Philosophy of Law


Law is a body of rules that regulate behavior in society. It has been variously described as a science and an art. Law shapes politics, economics, history and society in many ways and serves as a mediator between people. It is a complex phenomenon and there are many layers to its story. In some senses, we need to look at law from a philosophical point of view in order to understand the deeper dimensions.

One way to approach this is to consider the concept of natural law, a theory that posits that laws are generally based on moral and ethical principles. Another way is to look at the legal system as a whole, which includes the institutions of government and the law schools that train future lawyers. Moreover, we need to look at the legal cosmos as it presently is and examine how it works in practice.

Regardless of how we approach the problem, it is important to recognize that the nature of law depends on the political context in which it is created. The political landscape is very different from nation to nation. Some governments are dictatorial and unresponsive to their citizens. Others are liberal and democratic. These variations are reflected in the kinds of legal systems that exist.

A general distinction can be made between civil law jurisdictions in which a central legislative body codifies and consolidates its laws, and common law systems in which judges make up the law. Historically, there was also significant influence from religious law, especially from Islam and Judaism. In some cases, a particular religious doctrine provides a basis for a large proportion of the law in the country concerned.

The fundamental question of what is meant by “law” has a profound impact on how we approach the problem of regulating human behavior. Philosophers have sifted through a wide variety of ideas and approaches in their attempts to clarify the meaning of this term.

A central issue in the debate is whether or not we can distinguish between the “laws” that are written down and the “rules of law” that are lived out in daily life. Some philosophers, like Eugen Ehrlich, have attempted to separate this distinction by looking at the “living law,” that is, those normative rules of social behavior that are binding on all citizens.

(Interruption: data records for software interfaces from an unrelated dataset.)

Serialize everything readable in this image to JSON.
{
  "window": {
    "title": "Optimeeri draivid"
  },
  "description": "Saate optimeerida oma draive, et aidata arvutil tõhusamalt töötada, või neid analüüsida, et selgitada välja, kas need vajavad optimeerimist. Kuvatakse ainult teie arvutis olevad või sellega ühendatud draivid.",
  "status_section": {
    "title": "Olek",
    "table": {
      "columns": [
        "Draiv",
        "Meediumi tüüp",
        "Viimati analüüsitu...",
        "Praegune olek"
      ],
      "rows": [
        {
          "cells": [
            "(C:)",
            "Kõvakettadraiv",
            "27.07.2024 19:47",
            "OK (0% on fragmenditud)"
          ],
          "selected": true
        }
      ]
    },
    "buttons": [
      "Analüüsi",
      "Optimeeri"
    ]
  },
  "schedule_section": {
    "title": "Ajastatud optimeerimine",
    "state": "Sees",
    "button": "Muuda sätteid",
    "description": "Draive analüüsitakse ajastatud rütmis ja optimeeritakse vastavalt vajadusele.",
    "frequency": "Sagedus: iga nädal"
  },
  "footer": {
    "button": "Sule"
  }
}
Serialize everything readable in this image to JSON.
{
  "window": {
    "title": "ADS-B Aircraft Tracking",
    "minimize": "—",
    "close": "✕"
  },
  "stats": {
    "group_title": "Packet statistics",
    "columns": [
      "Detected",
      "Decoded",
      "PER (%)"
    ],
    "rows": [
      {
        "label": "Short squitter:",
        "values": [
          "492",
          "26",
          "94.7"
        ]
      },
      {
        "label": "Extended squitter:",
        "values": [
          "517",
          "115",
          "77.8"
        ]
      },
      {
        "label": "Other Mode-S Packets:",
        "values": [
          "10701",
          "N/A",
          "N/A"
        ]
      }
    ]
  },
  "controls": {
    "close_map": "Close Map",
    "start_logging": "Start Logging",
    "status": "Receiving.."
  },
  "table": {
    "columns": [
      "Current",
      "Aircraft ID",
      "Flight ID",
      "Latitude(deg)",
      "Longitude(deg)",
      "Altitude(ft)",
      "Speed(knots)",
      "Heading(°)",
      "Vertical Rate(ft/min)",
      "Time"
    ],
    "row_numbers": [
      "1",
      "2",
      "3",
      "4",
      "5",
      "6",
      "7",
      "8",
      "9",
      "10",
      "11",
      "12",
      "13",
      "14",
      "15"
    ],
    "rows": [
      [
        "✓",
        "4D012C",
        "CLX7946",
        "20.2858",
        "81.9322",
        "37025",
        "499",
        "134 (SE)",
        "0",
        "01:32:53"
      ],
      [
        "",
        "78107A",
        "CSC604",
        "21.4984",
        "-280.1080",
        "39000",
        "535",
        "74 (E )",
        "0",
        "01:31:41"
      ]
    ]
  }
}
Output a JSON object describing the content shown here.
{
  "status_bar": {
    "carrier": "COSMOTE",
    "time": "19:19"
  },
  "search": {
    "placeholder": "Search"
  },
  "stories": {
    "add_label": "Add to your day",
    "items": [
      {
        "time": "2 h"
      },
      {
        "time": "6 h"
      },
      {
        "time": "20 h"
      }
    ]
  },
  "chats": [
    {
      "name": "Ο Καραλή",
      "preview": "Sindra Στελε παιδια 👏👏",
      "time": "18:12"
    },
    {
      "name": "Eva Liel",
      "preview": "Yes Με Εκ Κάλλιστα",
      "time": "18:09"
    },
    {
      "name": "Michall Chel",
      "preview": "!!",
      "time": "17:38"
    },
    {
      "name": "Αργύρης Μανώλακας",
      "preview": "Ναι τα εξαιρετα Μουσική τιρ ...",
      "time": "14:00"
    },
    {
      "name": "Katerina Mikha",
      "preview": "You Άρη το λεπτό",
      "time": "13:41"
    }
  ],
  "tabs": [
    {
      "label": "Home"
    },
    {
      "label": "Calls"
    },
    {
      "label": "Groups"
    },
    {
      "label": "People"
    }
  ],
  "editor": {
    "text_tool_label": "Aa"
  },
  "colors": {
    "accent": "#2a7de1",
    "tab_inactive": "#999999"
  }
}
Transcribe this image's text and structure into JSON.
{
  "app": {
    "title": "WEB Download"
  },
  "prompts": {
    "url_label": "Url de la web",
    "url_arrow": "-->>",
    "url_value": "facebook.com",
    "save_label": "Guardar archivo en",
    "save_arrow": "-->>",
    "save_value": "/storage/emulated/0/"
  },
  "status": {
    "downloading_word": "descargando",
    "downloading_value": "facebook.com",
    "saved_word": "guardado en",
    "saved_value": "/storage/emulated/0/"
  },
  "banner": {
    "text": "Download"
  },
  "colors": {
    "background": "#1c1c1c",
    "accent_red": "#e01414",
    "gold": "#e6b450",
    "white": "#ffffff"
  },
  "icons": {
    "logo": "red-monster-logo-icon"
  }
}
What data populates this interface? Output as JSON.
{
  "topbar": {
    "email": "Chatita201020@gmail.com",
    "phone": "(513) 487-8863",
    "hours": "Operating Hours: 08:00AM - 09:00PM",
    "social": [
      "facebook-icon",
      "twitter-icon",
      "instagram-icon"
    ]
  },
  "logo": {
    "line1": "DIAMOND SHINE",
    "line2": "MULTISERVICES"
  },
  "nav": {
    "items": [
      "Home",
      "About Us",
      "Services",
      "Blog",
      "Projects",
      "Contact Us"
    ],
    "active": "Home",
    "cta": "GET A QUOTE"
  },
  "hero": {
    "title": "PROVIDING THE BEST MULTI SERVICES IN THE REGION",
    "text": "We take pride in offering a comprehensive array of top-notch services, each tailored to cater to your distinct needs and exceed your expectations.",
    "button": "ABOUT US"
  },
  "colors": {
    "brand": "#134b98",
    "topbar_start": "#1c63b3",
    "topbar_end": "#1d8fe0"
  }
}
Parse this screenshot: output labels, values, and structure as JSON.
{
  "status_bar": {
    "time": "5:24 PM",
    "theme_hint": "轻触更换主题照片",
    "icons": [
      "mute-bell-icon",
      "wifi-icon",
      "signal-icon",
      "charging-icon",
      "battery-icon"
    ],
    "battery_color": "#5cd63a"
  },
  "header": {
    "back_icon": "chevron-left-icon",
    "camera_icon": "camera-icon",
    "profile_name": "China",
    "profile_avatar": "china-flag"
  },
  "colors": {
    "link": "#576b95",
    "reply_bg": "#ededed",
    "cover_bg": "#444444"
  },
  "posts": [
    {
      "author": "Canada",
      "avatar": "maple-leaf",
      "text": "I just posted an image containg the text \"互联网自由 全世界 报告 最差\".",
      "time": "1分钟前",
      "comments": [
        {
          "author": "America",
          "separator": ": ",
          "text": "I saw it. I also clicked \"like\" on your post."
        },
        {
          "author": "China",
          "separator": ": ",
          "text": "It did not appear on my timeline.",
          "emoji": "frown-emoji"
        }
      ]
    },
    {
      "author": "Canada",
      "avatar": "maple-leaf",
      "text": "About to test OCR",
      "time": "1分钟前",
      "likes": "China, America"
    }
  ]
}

There are also those who, such as Holmes, have developed an ontological understanding of law, that is, they see it as immanent and probabilistic. This understanding of the nature of law makes it seem as if it is merely an instrument for social control. This is often referred to as the “bettabilitarian” understanding of law. Other theorists have sought to define a more ethical and moral basis for the law. However, all philosophical theories of the nature of law are to some extent a product of their time and place of development. They are also a reflection of the kind of legal system and culture they are trying to describe.